- [EXERCISE AIM]:
Check each line of the entries below for the string "Seconds" and state how many lines have it, with no other text.

--- DATA SUPPLIED Enclosed Below ---

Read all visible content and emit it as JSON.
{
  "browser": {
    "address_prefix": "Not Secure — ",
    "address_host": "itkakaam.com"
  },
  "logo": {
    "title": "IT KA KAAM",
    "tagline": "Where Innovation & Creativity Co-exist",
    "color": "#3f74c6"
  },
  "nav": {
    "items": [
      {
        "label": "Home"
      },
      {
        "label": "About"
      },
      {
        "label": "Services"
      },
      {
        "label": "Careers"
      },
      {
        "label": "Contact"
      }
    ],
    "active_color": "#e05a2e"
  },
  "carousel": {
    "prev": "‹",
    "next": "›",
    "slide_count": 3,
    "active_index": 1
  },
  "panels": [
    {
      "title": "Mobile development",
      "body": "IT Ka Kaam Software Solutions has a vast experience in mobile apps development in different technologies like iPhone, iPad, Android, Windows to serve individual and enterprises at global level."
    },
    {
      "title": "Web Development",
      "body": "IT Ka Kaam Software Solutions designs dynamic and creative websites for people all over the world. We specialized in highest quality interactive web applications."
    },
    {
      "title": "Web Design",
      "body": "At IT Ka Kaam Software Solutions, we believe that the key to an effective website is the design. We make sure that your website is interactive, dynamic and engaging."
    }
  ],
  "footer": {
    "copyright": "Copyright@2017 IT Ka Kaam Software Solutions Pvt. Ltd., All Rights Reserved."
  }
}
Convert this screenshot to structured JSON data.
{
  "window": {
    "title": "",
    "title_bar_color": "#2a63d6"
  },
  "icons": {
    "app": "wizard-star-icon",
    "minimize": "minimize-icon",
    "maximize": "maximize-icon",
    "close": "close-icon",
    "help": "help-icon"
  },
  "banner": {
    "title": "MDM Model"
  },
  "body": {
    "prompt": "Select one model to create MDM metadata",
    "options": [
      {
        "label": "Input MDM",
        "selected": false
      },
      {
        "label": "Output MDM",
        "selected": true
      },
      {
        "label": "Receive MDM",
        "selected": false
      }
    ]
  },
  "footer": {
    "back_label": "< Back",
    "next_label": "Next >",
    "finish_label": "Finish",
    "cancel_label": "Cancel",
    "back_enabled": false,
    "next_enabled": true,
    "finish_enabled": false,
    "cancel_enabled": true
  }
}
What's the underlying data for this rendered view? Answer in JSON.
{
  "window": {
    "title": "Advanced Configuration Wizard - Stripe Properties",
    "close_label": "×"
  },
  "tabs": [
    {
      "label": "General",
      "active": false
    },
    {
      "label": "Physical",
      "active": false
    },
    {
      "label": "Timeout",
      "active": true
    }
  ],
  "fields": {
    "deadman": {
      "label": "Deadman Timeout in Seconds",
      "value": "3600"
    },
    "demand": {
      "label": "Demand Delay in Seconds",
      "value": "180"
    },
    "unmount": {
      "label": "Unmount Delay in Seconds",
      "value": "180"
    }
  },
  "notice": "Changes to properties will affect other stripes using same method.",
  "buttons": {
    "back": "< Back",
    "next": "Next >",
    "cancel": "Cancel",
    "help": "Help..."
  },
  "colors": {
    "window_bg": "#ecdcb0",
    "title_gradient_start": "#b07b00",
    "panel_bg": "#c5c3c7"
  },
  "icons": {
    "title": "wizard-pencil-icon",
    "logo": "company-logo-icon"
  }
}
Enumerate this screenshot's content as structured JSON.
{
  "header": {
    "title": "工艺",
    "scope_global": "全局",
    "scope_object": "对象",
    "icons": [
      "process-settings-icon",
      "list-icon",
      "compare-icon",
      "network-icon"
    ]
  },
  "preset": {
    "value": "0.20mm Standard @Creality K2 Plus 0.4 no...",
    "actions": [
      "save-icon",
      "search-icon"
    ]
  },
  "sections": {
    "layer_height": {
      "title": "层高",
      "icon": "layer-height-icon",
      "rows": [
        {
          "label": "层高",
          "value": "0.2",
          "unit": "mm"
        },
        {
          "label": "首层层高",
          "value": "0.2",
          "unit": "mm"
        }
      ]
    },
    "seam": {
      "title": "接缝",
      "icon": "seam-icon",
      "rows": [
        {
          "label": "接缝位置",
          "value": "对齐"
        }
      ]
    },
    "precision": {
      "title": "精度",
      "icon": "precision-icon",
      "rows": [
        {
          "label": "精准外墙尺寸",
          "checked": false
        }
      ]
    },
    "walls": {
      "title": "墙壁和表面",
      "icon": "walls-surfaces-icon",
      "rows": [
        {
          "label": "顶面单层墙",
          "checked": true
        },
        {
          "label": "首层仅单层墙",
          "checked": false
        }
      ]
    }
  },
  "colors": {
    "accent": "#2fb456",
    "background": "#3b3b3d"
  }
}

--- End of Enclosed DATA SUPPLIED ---

- [EXERCISE SOLUTION]:
3